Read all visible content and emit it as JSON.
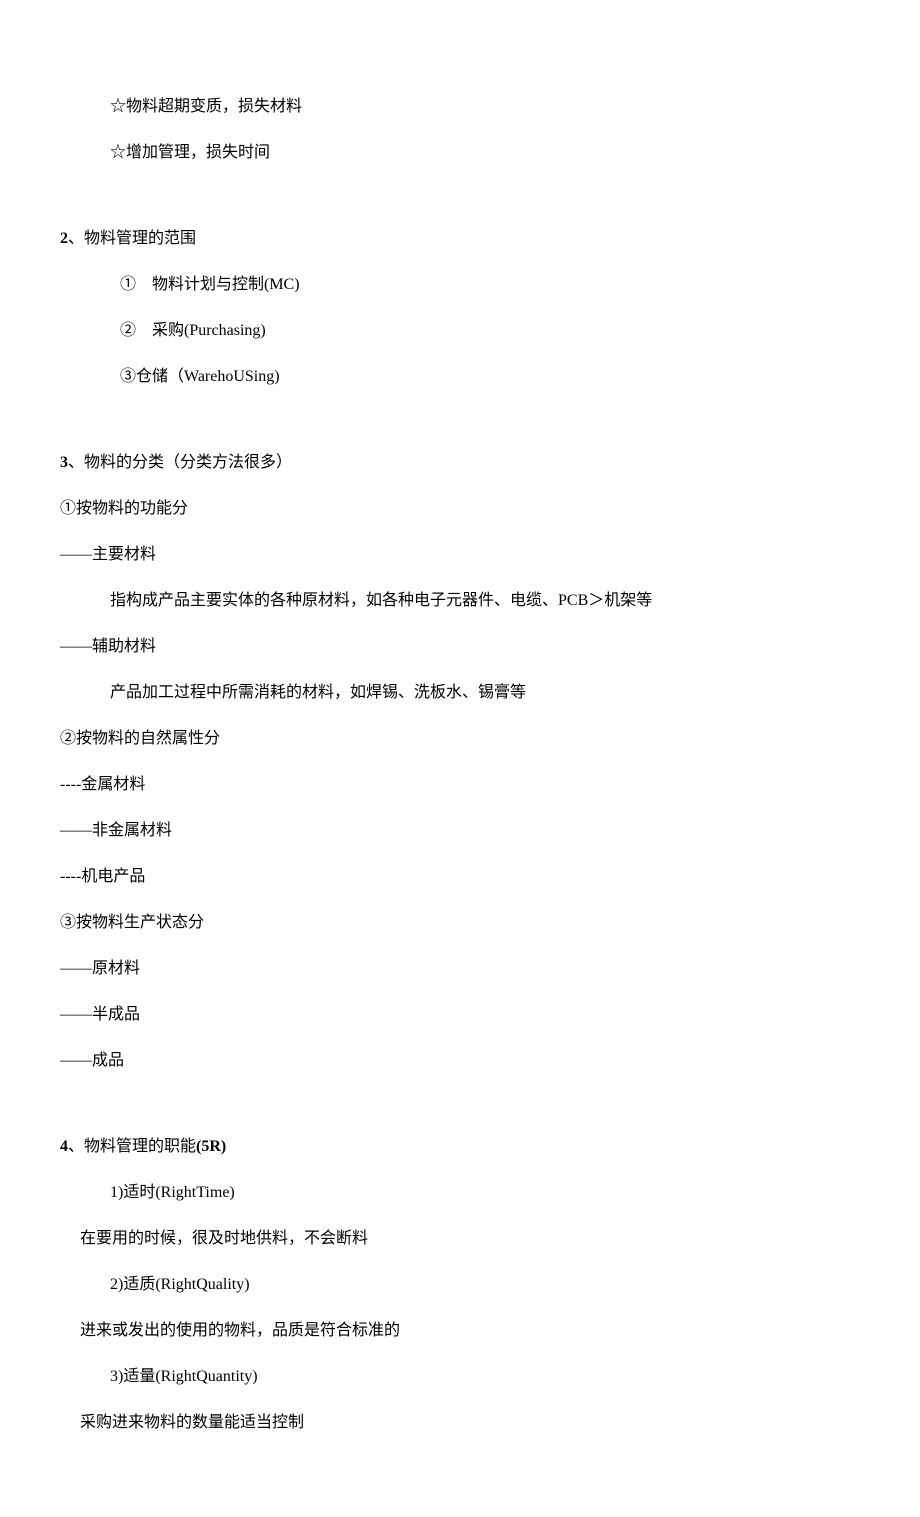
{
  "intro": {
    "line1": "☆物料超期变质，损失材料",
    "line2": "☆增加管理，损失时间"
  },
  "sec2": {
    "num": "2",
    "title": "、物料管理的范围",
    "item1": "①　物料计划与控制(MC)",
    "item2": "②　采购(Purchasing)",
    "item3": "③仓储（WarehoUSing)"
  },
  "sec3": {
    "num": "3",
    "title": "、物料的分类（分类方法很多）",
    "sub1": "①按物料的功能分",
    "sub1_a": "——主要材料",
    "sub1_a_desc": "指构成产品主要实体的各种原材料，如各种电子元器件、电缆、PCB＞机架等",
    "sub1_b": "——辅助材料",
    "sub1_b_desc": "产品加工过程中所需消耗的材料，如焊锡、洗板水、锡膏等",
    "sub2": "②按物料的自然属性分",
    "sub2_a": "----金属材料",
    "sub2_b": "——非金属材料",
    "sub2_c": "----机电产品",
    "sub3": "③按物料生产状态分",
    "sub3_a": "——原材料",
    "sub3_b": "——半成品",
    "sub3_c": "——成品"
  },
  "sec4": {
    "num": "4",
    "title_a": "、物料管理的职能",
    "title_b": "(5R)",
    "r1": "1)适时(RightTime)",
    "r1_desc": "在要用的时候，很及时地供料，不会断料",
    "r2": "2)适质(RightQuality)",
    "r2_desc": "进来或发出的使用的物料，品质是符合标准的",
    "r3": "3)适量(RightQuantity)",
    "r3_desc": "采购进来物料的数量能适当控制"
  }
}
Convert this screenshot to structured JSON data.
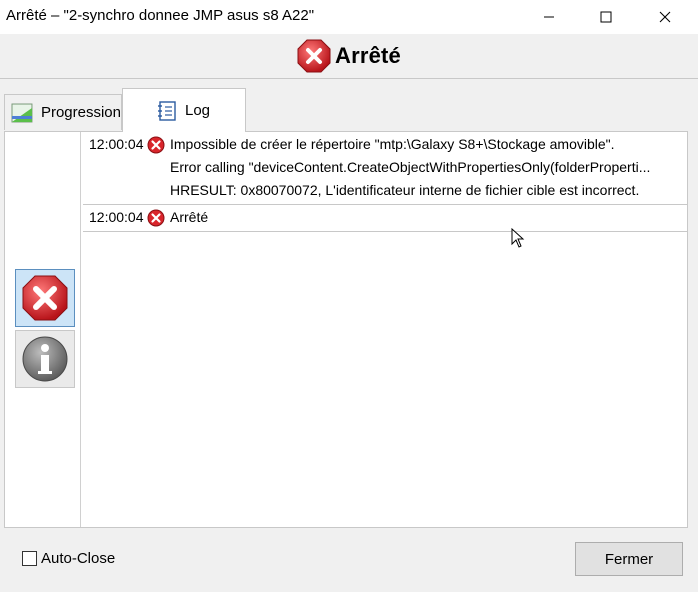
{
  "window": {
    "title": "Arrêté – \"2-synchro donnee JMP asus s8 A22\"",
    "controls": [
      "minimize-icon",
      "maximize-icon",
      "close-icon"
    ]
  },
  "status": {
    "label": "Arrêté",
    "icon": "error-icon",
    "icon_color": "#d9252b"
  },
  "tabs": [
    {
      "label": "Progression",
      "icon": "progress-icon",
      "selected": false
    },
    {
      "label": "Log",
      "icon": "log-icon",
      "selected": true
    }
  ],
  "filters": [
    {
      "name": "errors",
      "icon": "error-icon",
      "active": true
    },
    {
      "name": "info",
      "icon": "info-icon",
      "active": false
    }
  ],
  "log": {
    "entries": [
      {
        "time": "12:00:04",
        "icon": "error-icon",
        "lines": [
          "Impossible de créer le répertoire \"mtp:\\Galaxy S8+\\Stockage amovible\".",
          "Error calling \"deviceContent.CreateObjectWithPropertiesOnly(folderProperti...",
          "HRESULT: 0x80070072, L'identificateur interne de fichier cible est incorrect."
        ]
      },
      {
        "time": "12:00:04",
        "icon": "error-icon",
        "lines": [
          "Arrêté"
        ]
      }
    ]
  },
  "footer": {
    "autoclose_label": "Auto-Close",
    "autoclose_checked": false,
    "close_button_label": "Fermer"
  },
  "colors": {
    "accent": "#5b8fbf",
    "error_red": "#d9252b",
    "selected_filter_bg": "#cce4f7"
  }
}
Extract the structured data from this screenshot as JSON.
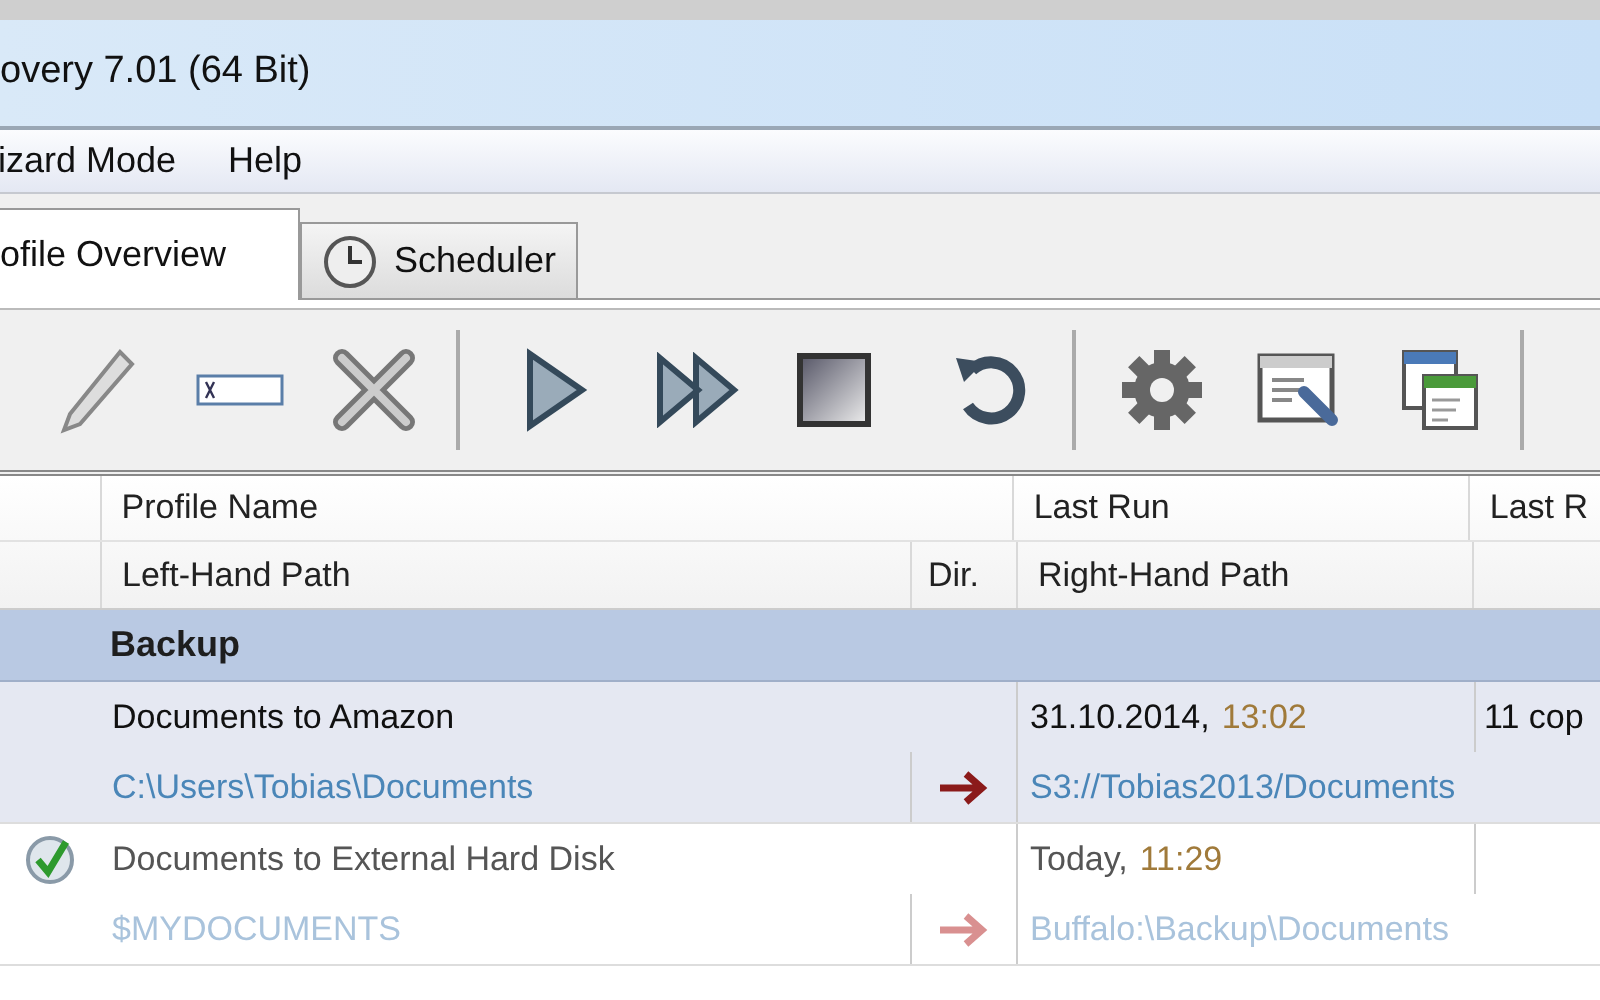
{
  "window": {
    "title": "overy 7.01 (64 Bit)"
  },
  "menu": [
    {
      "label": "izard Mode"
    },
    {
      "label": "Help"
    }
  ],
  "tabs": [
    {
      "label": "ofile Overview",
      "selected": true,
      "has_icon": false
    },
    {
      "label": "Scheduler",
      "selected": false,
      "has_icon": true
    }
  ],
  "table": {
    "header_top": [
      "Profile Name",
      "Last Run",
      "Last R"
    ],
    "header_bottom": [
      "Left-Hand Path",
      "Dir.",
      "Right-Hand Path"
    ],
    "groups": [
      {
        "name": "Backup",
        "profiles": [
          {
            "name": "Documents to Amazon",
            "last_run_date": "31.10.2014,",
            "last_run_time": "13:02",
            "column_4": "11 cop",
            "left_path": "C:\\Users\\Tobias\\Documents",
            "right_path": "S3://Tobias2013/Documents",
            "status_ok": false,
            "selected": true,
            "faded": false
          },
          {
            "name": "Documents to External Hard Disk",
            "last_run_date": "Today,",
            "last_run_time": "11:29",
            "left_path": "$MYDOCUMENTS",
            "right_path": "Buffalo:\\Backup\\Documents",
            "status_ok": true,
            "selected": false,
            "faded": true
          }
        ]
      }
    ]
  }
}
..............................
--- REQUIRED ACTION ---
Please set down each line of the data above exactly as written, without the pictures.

--- REPLY ---
Read all visible content and emit it as JSON.
{
  "intro": {
    "line1": "☆物料超期变质，损失材料",
    "line2": "☆增加管理，损失时间"
  },
  "sec2": {
    "num": "2",
    "title": "、物料管理的范围",
    "item1": "①　物料计划与控制(MC)",
    "item2": "②　采购(Purchasing)",
    "item3": "③仓储（WarehoUSing)"
  },
  "sec3": {
    "num": "3",
    "title": "、物料的分类（分类方法很多）",
    "sub1": "①按物料的功能分",
    "sub1_a": "——主要材料",
    "sub1_a_desc": "指构成产品主要实体的各种原材料，如各种电子元器件、电缆、PCB＞机架等",
    "sub1_b": "——辅助材料",
    "sub1_b_desc": "产品加工过程中所需消耗的材料，如焊锡、洗板水、锡膏等",
    "sub2": "②按物料的自然属性分",
    "sub2_a": "----金属材料",
    "sub2_b": "——非金属材料",
    "sub2_c": "----机电产品",
    "sub3": "③按物料生产状态分",
    "sub3_a": "——原材料",
    "sub3_b": "——半成品",
    "sub3_c": "——成品"
  },
  "sec4": {
    "num": "4",
    "title_a": "、物料管理的职能",
    "title_b": "(5R)",
    "r1": "1)适时(RightTime)",
    "r1_desc": "在要用的时候，很及时地供料，不会断料",
    "r2": "2)适质(RightQuality)",
    "r2_desc": "进来或发出的使用的物料，品质是符合标准的",
    "r3": "3)适量(RightQuantity)",
    "r3_desc": "采购进来物料的数量能适当控制"
  }
}
Convert this screenshot to structured JSON data.
{
  "window": {
    "title": "Arrêté – \"2-synchro donnee JMP asus s8 A22\"",
    "controls": [
      "minimize-icon",
      "maximize-icon",
      "close-icon"
    ]
  },
  "status": {
    "label": "Arrêté",
    "icon": "error-icon",
    "icon_color": "#d9252b"
  },
  "tabs": [
    {
      "label": "Progression",
      "icon": "progress-icon",
      "selected": false
    },
    {
      "label": "Log",
      "icon": "log-icon",
      "selected": true
    }
  ],
  "filters": [
    {
      "name": "errors",
      "icon": "error-icon",
      "active": true
    },
    {
      "name": "info",
      "icon": "info-icon",
      "active": false
    }
  ],
  "log": {
    "entries": [
      {
        "time": "12:00:04",
        "icon": "error-icon",
        "lines": [
          "Impossible de créer le répertoire \"mtp:\\Galaxy S8+\\Stockage amovible\".",
          "Error calling \"deviceContent.CreateObjectWithPropertiesOnly(folderProperti...",
          "HRESULT: 0x80070072, L'identificateur interne de fichier cible est incorrect."
        ]
      },
      {
        "time": "12:00:04",
        "icon": "error-icon",
        "lines": [
          "Arrêté"
        ]
      }
    ]
  },
  "footer": {
    "autoclose_label": "Auto-Close",
    "autoclose_checked": false,
    "close_button_label": "Fermer"
  },
  "colors": {
    "accent": "#5b8fbf",
    "error_red": "#d9252b",
    "selected_filter_bg": "#cce4f7"
  }
}
Extract the structured data from this screenshot as JSON.
{
  "window": {
    "title": "overy 7.01 (64 Bit)"
  },
  "menu": [
    {
      "label": "izard Mode"
    },
    {
      "label": "Help"
    }
  ],
  "tabs": [
    {
      "label": "ofile Overview",
      "selected": true,
      "has_icon": false
    },
    {
      "label": "Scheduler",
      "selected": false,
      "has_icon": true
    }
  ],
  "table": {
    "header_top": [
      "Profile Name",
      "Last Run",
      "Last R"
    ],
    "header_bottom": [
      "Left-Hand Path",
      "Dir.",
      "Right-Hand Path"
    ],
    "groups": [
      {
        "name": "Backup",
        "profiles": [
          {
            "name": "Documents to Amazon",
            "last_run_date": "31.10.2014,",
            "last_run_time": "13:02",
            "column_4": "11 cop",
            "left_path": "C:\\Users\\Tobias\\Documents",
            "right_path": "S3://Tobias2013/Documents",
            "status_ok": false,
            "selected": true,
            "faded": false
          },
          {
            "name": "Documents to External Hard Disk",
            "last_run_date": "Today,",
            "last_run_time": "11:29",
            "left_path": "$MYDOCUMENTS",
            "right_path": "Buffalo:\\Backup\\Documents",
            "status_ok": true,
            "selected": false,
            "faded": true
          }
        ]
      }
    ]
  }
}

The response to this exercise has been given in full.